Global menu

Our global pages

Close

Predictions for the UK Autumn Statement

  • United Kingdom
  • Banking and finance
  • Pensions
  • Tax planning and consultancy
  • Tax planning and consultancy - Autumn Statement
  • Energy and infrastructure

14-11-2022

Following a chaotic couple of months in the world of UK tax, the new Chancellor’s highly anticipated Autumn Statement will take place on Thursday 17 November. With inflation at a 40-year high, interest rates soaring and the Bank of England anticipating the UK’s longest recession since records began, the UK is looking to its new Chancellor to navigate a sensible path through stormy economic waters.

We consider some of the key tax changes the Chancellor may make alongside spending cuts, as he attempts to reduce the so-called “black hole” in the public finances.

Energy profits levy

Oil and gas companies are a clear target for windfall taxes, given the significant profits they have been recording as a consequence of the war in Ukraine pushing up energy prices. Reports suggest the energy profits levy announced in May 2022 may be increased from 25% to 30% or more and extended until 2028, and that its scope may be expanded to encompass electricity generators.

Banking taxation

The banking sector is a possible target for increased taxation, a potentially popularist move at a time when banks are benefiting from significant interest rate rises. However, reports have indicated the prime minister intends to continue with plans to cut the banking surcharge from 8% to 3% when corporation tax rises to 25% in April 2023. This is welcome news, as the government needs to ensure it doesn’t increase banking taxation to a level which would undermine the UK’s attempts to sustain its reputation and attractiveness as a global leading financial services hub after Brexit.

Stealth taxes

The Chancellor may decide to extend the current freeze on income tax thresholds for a further two years, until 2027-28. (There is also speculation the Chancellor could increase the 45% additional rate of income tax, or significantly lower the threshold for the additional rate.) At a time of rising inflation, a failure to increase the income tax thresholds amounts to a stealth tax on individuals which will generate additional tax revenue but increase pressure on households already facing a cost of living crisis. It also appears the Chancellor may extend a freeze in the nil-rate band for inheritance tax, from 2025-26 to 2027-28.

Capital gains tax

The Chancellor may focus on capital gains tax as an area for potential reform, whether by raising CGT rates to bring them more in line with income tax rates, or by cutting reliefs or allowances such as the annual exemption. As with banking taxation, the government needs to carefully weigh the increased revenue that these changes would bring against the risk of further taxing away future business growth in the UK. With this in mind, the government should consider revisiting the current incentives for encouraging investment in and growth for entrepreneurial businesses.
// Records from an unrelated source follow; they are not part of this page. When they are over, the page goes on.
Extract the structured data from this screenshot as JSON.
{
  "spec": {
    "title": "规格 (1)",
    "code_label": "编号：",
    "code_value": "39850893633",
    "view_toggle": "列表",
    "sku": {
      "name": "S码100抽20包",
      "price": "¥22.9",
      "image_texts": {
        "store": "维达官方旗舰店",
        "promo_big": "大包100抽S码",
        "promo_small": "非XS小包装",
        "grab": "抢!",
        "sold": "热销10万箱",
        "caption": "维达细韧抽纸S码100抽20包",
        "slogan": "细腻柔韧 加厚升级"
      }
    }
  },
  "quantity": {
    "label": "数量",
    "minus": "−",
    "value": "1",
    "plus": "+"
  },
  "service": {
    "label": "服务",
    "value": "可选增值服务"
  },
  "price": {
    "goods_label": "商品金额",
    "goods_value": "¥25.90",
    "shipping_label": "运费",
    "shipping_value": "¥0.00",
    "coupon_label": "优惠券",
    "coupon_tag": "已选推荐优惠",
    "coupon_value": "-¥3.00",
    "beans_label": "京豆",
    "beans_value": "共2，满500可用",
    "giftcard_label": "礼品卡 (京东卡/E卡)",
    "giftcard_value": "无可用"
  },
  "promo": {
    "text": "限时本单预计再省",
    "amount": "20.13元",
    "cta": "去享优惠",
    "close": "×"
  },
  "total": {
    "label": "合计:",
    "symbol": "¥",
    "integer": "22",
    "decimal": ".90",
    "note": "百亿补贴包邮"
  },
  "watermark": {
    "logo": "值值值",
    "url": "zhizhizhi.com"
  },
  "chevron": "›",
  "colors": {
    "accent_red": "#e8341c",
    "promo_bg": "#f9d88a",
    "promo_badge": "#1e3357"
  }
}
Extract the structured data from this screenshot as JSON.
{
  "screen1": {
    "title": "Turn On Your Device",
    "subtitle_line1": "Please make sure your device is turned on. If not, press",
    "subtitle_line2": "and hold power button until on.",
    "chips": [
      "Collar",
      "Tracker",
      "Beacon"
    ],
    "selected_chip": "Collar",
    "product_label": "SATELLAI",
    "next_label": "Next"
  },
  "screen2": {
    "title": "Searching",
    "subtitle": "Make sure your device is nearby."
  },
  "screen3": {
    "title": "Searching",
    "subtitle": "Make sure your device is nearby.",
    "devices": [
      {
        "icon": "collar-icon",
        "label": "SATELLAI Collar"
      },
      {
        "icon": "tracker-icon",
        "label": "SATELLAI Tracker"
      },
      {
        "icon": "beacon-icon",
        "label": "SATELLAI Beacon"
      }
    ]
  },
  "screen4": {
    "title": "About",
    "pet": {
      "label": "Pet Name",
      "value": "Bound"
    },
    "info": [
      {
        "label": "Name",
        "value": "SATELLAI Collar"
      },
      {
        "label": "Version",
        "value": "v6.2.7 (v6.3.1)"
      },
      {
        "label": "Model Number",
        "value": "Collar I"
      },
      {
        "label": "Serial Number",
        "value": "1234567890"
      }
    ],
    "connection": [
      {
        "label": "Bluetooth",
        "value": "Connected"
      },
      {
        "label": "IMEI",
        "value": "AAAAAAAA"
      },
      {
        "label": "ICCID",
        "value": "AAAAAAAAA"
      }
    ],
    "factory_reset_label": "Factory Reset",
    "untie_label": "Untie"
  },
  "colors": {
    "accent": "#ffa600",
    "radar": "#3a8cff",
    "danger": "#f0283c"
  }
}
Dividends tax

Dividends tax may be in the Chancellor’s sights. It is possible that rates of dividend income tax may be increased (perhaps to align them more closely with income tax rates) and the £2,000 dividend allowance may be abolished or reduced.

Pensions tax

The controversy over whether the government will retain the pensions triple lock has been well-publicised. The Chancellor may be considering some tax changes in the area of pensions, such as an extension of the current pensions lifetime allowance (another stealth tax), or a reduction in pensions tax relief for higher rate taxpayers.

Tax reliefs

In an Autumn Statement that will be heavily focused on tax increases to prop up the UK’s finances, it is unlikely there will be any generous tax giveaways.

Following the Chancellor’s emergency statement on 17 October 2022, it appears the welcome extensions to the Company Share Option Plan regime and the Seed Enterprise Investment Scheme, which were announced in Kwasi Kwarteng’s now notorious mini-budget, may remain in place.

Mr Kwarteng’s plan for Investment Zones, which would benefit from tax incentives and planning liberalisation, was not addressed in Mr Hunt’s emergency statement. However, it is likely the scope of the related tax reliefs will be significantly reduced if the government decides to continue with these proposals.

Conclusion

The Autumn Statement represents a difficult balancing act for the Chancellor. He needs to weigh the desire to increase taxes to mitigate the nation’s fiscal black hole against the dangers of discouraging investment and business growth in the UK, particularly in a post-Brexit world. The government must also avoid squeezing individuals and businesses too hard on taxes, given the current harsh economic conditions.

How Eversheds Sutherland can help

We are active in every area of taxation, from structuring complex transactions and designing insurance and financial products to advising domestic and cross-border business operations, and understand your business. If you would like to discuss the impact the Autumn Statement will have on your business, or how we can help you in relation to any other tax matters, please do not hesitate to get in touch with one of the Eversheds Sutherland contacts listed below.